I'm a data scientist working at the intersection of technology and design. Reformed astrophysicist & former e-Research/data consultant.

the wonderful [new] world of .astronomy

I first heard of .Astronomy last year when I was at Oxford university. My friend Phil Marshall had just returned from (or was about to head off to?) the fourth conference, aptly named .Astronomy 4. At the time I knew that it involved hackathons between Galaxy Zoo, SpaceWarps, Zooniverse folks, and perhaps others. But I did not know much else. It’s possible that early on it didn’t have the same web presence it clearly has now, or perhaps a reflection of my own ignorance. I did know that Phil and quite a few other Oxford Astros had quite a few more programming languages up their sleeves, a much better knowledge of APIs, Analytics, and data visualization tips and tricks.

Simpson et al. (2012)

Simpson et al. (2012)

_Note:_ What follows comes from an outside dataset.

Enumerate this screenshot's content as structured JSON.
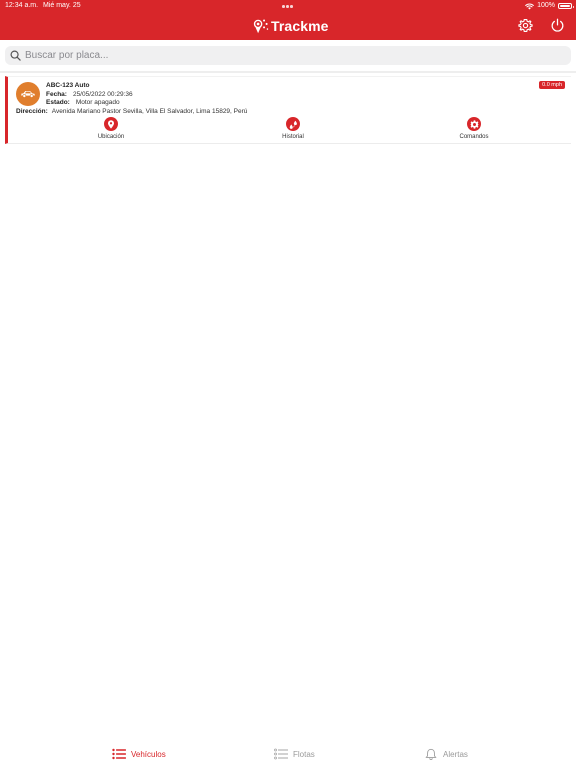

Following that conference, Bruce Berriman from IPAC – the Infrared Processing and Analysis Center at California Institute of Technology – wrote a really nice summary of highlights on his Astronomy Computing blog. The full "unproceedings" (screenshot bellow can be downloaded from astro-ph. As far as I'm aware this is the only .Astronomy proceedings. No formal proceedings exists for earlier or later conferences (so far..)

Last year’s conference had ~ 50 participants, astronomers from various research groups around the world, and a smattering software developers from companies including Microsoft. This years conference (.Astronomy 5)  was held in September, at the Microsoft New England Research & Development Center (NERD). It included a mix of hack day sessions and talks about eResearch, data visualisation, and communication strategies. Topics that I’ve since become more aware of and come across in my job. You can still check out their Live blog.

If thats not impressive enough, in July this year they launched a new journal - Astronomy & Computing - "intended to serve the community sitting, sometimes slightly awkwardly, between those two fields". What I love most about .Astronomy is that it actively encourages blue-sky thinking, playtime (inevitable creation of sandboxes) and innovation. Hopefully I'll have the chance to participate in .Astronomy 6!

Oh and they keep up a really great blog...

Wrapping up the MyTardis installations at Swinburne

The MyTardis and MicroTardis Project